After being hired as Virginia Tech’s cornerbacks coach in January 2020, Ryan Smith was eager to get on the field with new defensive coordinator Justin Hamilton and the rest of a revamped defensive staff. Unfortunately, that opportunity never came due to COVID-19, quarantines and the subsequent changes in daily life as we knew it.
Fast forward to March 2021. While COVID-19 is still a reality and vaccines are steadily being administered across the country, Smith and his fellow coaches are cautiously optimistic about the start of spring football, currently penciled in to begin in mid-March. Smith in particular is looking forward to his first spring on the field with his players.
According to Smith in a pre-spring interview, perhaps no Tech player is more eager to get back on the field than cornerback Jermaine Waller. Dubbed “a warrior” by both head coach Justin Fuente and Smith, Waller played sparingly in 2020 as he fought through a variety of injuries. Fuente has indicated that the veteran corner is a “full go” for spring and has been furiously working out to get ready.
“He might be the definition of self-motivated,” Smith said of Waller. “He’s going to show up every day and approach it like a professional. He’s going to get the job done and go above and beyond what he has to do.
“He’s developing as a leader,” Smith said of his cornerback. “I think you’re going to see a guy that’s hungry and ready to attack the 2021 season. He’s been crushing it.”
Smith also addressed recruiting the state.
“We’ve been locked in as a program,” he said. “Since day one when I got here, I knew that it was a major emphasis from Coach Fuente on down. I’m excited to work with J.C. (Price) with his knowledge of the state, his relationships up and down I-95, east on 64 to the 757, and in Richmond. He’s a rock star. He’s got a lot of relationships with a lot of coaches.
“Being able to tag team with him, with the emphasis we’re putting on the state of Virginia, we want to keep Virginia boys home,” Smith said. “We’re also evaluating guys who are a good fit for Virginia Tech. We’re trying to build this thing with good players who have high character.”
Another Tech assistant coach eager for his first spring as a position coach is Adam Lechtenberg, who was promoted to running backs coach in December 2019. Although he’s been at Tech since 2017, the 2020 season marked his first campaign in charge of his own position group. Thanks in large part to running back Khalil Herbert and Tech’s offensive front, the Hokies led the ACC in rushing by averaging 240.1 yards per game, the program’s best mark since 2000.
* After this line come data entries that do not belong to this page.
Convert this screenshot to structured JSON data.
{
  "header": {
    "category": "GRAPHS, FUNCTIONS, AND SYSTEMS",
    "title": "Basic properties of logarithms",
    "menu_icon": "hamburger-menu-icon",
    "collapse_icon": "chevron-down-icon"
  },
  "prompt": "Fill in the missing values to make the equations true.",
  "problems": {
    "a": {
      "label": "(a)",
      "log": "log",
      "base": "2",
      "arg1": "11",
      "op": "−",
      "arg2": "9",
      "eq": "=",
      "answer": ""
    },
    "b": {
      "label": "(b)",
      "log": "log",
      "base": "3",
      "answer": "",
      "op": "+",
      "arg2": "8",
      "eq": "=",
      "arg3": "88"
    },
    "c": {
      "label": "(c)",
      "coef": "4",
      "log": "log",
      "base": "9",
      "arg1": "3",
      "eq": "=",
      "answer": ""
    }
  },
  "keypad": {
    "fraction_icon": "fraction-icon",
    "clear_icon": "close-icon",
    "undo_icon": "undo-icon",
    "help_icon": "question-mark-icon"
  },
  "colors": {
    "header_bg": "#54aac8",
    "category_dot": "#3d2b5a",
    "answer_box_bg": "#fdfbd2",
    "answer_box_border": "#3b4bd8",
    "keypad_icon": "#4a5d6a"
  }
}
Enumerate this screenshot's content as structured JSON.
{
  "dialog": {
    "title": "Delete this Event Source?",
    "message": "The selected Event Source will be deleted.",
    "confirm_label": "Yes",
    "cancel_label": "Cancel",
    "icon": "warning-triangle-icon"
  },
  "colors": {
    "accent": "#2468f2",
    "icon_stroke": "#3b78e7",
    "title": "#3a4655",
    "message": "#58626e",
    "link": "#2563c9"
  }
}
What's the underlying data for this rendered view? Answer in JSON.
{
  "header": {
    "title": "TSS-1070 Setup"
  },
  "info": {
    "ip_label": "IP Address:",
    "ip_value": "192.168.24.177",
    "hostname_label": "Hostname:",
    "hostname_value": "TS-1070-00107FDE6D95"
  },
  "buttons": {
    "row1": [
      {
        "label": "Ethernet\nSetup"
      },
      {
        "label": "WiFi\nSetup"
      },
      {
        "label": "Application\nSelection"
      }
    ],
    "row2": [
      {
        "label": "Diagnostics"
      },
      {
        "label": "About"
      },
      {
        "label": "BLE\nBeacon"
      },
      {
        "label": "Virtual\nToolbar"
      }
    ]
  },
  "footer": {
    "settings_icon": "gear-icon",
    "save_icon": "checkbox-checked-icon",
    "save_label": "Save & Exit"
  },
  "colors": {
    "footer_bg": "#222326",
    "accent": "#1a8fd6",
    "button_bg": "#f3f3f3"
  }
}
Despite the loss of Herbert to the NFL, Lechtenberg is enthusiastic about a talented and deep running back corps on the field this spring. Rreturnees like Jalen Holston, Raheem Blackshear and Keshawn King have all shown glimpses of their potential. Numerous young players are also competing for reps this spring.
“The biggest thing I want to have in my room is a competitive group,” Lechtenberg said. “They need to compete for everything, and right now we do have a lot of guys. This spring we’ll have to see who earns their roles and opportunities.”
Lechtenberg has served in several different capacities since his arrival at Tech. In 2021, he is adding offensive recruiting coordinator to his duties. The Nebraska native was asked about how some of his off-the-field roles have helped him become a better coach.
“One of the things that does is give you a little more of a global perspective,” Lechtenberg said. “Being involved in a number of different areas of an offense or a program has provided that for me. When I see a picture, I try to see the big picture. It’s not just about my guys and how they fit, it’s about everybody and how they can help make the team better.”
In an interview session, wide receiver Tayvion Robinson was asked about Tech’s punt return duties, a role he flourished in as a freshman, but still made a couple miscues fielding the ball last season.
“Mistakes happen and when it happened, I talked to my coaches, I watched film and I learned from it,” Robinson said. “All I can do from it is learn. I’m looking forward to the spring and getting as many reps as possible and getting that back under my belt.”
Defensive tackle Norell Pollard is eager to work with former Tech standout turned co-defensive line coach J.C. Price this spring.
“I feel like it’s going to be a great experience and opportunity,” Pollard said. “He’s a fired-up guy. You can tell that he loves being back here at his alma mater. I can’t wait to work with him in the spring.”
Tackle Luke Tenuta discussed having his father, Jon, on the defensive staff, as well as his anticipated move to left tackle this spring to fill the spot vacated by projected first-round NFL draft pick Christian Darrisaw.
“I think [having my dad on staff] is awesome. I’ll get to spend more time with him, and he’ll get to see me play. My mom’s moving down here, so I think it’s great.”
About his move to left tackle, he said, “I’m excited wherever they need me to play, right or left (tackle). I honestly like the left side with my feet better. Obviously, it’s the blind side for a right-handed quarterback so you have to make sure you’re not getting beat. But it’s really the same mindset as right tackle, your feet are just a little bit different.”